Space guards will be provided free of charge by the company, which can be reached at (866) 207-6551 from 8 a.m. to 5 p.m. Eastern time Monday through Friday. No injuries related to the Cambridge products have been reported, according to the recall notice.
Coastal Carolina Elevators in 2015 recalled about 240 residential elevators made by Cambridge Elevating after three reported incidents, including one that resulted in a catastrophic brain injury to a 10-year-old boy from Baltimore, Maryland.
Earlier this month, on September 14, the CPSC said it had settled a claim against thyssenkrupp Access Corp., now known as TK Access Solutions, involving three incidents its elevators, including the 2017 death of a 2-year-old and a 2010 case that permanently disabled a 3-year-old.
As part of the settlement, the Grandview, Missouri-based company is recalling about 16,800 residential elevators to inspect them and install space guards, if needed. The recalled products sold for between $15,000 and $25,000 through 2012. Homeowners can call (800) 285-9862 from 9 a.m. to 5 p.m. Eastern Monday through Friday.
The hazard includes elevators made by other companies, with the Washington Post in July 2019 reporting that residential elevators at large had resulted in at least eight children dying and two seriously hurt since 1981.
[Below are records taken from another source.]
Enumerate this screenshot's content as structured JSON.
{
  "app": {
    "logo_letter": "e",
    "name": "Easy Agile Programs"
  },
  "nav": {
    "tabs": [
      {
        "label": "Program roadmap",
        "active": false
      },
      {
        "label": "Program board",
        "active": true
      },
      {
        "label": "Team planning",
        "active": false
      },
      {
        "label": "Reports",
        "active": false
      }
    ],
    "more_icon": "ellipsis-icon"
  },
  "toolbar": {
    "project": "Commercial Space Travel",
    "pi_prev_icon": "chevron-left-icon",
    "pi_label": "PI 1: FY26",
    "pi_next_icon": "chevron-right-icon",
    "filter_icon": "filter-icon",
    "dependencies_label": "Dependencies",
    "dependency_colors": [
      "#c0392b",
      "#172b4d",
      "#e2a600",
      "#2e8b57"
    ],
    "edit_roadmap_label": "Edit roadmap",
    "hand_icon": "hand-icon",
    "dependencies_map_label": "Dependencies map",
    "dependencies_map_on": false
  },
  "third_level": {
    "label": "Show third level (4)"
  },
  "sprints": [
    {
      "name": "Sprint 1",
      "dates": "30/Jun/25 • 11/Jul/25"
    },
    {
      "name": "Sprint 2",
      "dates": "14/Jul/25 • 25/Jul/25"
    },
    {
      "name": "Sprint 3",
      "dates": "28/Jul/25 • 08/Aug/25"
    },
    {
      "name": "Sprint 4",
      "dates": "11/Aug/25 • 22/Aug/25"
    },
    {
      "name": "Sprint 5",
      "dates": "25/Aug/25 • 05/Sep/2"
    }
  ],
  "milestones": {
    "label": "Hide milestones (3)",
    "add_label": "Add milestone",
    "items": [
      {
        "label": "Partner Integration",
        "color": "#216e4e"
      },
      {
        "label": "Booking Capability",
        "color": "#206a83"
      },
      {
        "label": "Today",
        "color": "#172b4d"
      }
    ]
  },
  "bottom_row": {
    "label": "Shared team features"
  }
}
After decades of lawsuits, the nation’s elevator safety code shrank the door gap in 2017, but the new rules only impacted new installations, leaving hundreds of thousands of existing elevators posing a deadly hazard for small bodies.
According to the CPSC, residential elevators are commonly found in multi-level homes, townhomes, vacation homes and rentals, as well as in large homes that were converted to inns or bed-and-breakfast hotels. But the elevators have proved heart-wrenching for some vacationing families.
Safety advocates have for years warned about catastrophes involving children and home elevators, including the parents of then-10-year-old Jordan Nelson, paralyzed in 2013 in an elevator accident at a beach house rented by his family in South Carolina. “He has these huge dimples, this bright smile and he just knew how to work it,”.